— Assigned task —
Every entry needs to be written out again exactly.

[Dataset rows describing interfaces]
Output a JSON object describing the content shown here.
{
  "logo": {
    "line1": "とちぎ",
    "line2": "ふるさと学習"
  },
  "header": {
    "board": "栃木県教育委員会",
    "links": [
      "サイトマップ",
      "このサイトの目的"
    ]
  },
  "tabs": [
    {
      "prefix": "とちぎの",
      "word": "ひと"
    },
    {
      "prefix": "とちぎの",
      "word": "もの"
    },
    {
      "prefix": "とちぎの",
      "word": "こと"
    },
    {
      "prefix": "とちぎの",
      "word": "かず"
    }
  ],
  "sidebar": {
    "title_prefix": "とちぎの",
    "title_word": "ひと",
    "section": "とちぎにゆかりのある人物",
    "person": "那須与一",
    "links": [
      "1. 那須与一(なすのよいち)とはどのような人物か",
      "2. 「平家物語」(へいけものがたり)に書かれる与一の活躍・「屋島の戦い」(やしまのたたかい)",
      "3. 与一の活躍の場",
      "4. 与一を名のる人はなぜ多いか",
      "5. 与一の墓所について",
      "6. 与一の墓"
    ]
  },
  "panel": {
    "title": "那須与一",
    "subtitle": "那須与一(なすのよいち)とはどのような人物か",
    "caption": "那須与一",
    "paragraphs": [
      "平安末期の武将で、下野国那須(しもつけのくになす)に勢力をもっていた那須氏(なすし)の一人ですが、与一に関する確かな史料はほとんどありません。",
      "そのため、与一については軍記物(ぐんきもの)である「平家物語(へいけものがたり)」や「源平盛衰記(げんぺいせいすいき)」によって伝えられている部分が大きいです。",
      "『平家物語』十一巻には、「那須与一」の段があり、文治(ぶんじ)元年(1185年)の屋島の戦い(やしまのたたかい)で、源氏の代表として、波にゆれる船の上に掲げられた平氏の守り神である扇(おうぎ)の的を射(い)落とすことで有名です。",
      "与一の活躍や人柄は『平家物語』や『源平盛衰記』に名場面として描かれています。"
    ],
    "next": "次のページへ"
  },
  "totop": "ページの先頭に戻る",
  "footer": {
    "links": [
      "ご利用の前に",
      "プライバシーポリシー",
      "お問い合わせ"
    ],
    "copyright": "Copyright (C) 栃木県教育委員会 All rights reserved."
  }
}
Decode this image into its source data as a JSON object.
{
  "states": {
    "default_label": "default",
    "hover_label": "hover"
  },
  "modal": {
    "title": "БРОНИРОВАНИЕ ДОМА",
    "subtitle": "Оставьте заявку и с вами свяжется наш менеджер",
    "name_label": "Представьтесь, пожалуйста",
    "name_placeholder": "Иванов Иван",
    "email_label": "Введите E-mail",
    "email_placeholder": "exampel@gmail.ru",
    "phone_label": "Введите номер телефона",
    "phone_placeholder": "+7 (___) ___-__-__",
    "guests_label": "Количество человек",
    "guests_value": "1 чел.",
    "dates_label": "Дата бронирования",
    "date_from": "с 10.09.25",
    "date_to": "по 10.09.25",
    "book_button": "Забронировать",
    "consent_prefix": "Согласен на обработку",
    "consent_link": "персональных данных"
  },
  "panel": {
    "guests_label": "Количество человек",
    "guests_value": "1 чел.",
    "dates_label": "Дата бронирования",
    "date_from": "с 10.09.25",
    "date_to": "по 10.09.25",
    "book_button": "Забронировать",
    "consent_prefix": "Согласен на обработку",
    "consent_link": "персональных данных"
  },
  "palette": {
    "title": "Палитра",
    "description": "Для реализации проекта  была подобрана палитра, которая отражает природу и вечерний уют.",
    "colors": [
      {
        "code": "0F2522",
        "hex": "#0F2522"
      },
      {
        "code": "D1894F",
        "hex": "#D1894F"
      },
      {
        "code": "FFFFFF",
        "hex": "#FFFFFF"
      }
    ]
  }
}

— Reply to the task —
Output a JSON object describing the content shown here.
{
  "logo": {
    "line1": "とちぎ",
    "line2": "ふるさと学習"
  },
  "header": {
    "board": "栃木県教育委員会",
    "links": [
      "サイトマップ",
      "このサイトの目的"
    ]
  },
  "tabs": [
    {
      "prefix": "とちぎの",
      "word": "ひと"
    },
    {
      "prefix": "とちぎの",
      "word": "もの"
    },
    {
      "prefix": "とちぎの",
      "word": "こと"
    },
    {
      "prefix": "とちぎの",
      "word": "かず"
    }
  ],
  "sidebar": {
    "title_prefix": "とちぎの",
    "title_word": "ひと",
    "section": "とちぎにゆかりのある人物",
    "person": "那須与一",
    "links": [
      "1. 那須与一(なすのよいち)とはどのような人物か",
      "2. 「平家物語」(へいけものがたり)に書かれる与一の活躍・「屋島の戦い」(やしまのたたかい)",
      "3. 与一の活躍の場",
      "4. 与一を名のる人はなぜ多いか",
      "5. 与一の墓所について",
      "6. 与一の墓"
    ]
  },
  "panel": {
    "title": "那須与一",
    "subtitle": "那須与一(なすのよいち)とはどのような人物か",
    "caption": "那須与一",
    "paragraphs": [
      "平安末期の武将で、下野国那須(しもつけのくになす)に勢力をもっていた那須氏(なすし)の一人ですが、与一に関する確かな史料はほとんどありません。",
      "そのため、与一については軍記物(ぐんきもの)である「平家物語(へいけものがたり)」や「源平盛衰記(げんぺいせいすいき)」によって伝えられている部分が大きいです。",
      "『平家物語』十一巻には、「那須与一」の段があり、文治(ぶんじ)元年(1185年)の屋島の戦い(やしまのたたかい)で、源氏の代表として、波にゆれる船の上に掲げられた平氏の守り神である扇(おうぎ)の的を射(い)落とすことで有名です。",
      "与一の活躍や人柄は『平家物語』や『源平盛衰記』に名場面として描かれています。"
    ],
    "next": "次のページへ"
  },
  "totop": "ページの先頭に戻る",
  "footer": {
    "links": [
      "ご利用の前に",
      "プライバシーポリシー",
      "お問い合わせ"
    ],
    "copyright": "Copyright (C) 栃木県教育委員会 All rights reserved."
  }
}
Decode this image into its source data as a JSON object.
{
  "states": {
    "default_label": "default",
    "hover_label": "hover"
  },
  "modal": {
    "title": "БРОНИРОВАНИЕ ДОМА",
    "subtitle": "Оставьте заявку и с вами свяжется наш менеджер",
    "name_label": "Представьтесь, пожалуйста",
    "name_placeholder": "Иванов Иван",
    "email_label": "Введите E-mail",
    "email_placeholder": "exampel@gmail.ru",
    "phone_label": "Введите номер телефона",
    "phone_placeholder": "+7 (___) ___-__-__",
    "guests_label": "Количество человек",
    "guests_value": "1 чел.",
    "dates_label": "Дата бронирования",
    "date_from": "с 10.09.25",
    "date_to": "по 10.09.25",
    "book_button": "Забронировать",
    "consent_prefix": "Согласен на обработку",
    "consent_link": "персональных данных"
  },
  "panel": {
    "guests_label": "Количество человек",
    "guests_value": "1 чел.",
    "dates_label": "Дата бронирования",
    "date_from": "с 10.09.25",
    "date_to": "по 10.09.25",
    "book_button": "Забронировать",
    "consent_prefix": "Согласен на обработку",
    "consent_link": "персональных данных"
  },
  "palette": {
    "title": "Палитра",
    "description": "Для реализации проекта  была подобрана палитра, которая отражает природу и вечерний уют.",
    "colors": [
      {
        "code": "0F2522",
        "hex": "#0F2522"
      },
      {
        "code": "D1894F",
        "hex": "#D1894F"
      },
      {
        "code": "FFFFFF",
        "hex": "#FFFFFF"
      }
    ]
  }
}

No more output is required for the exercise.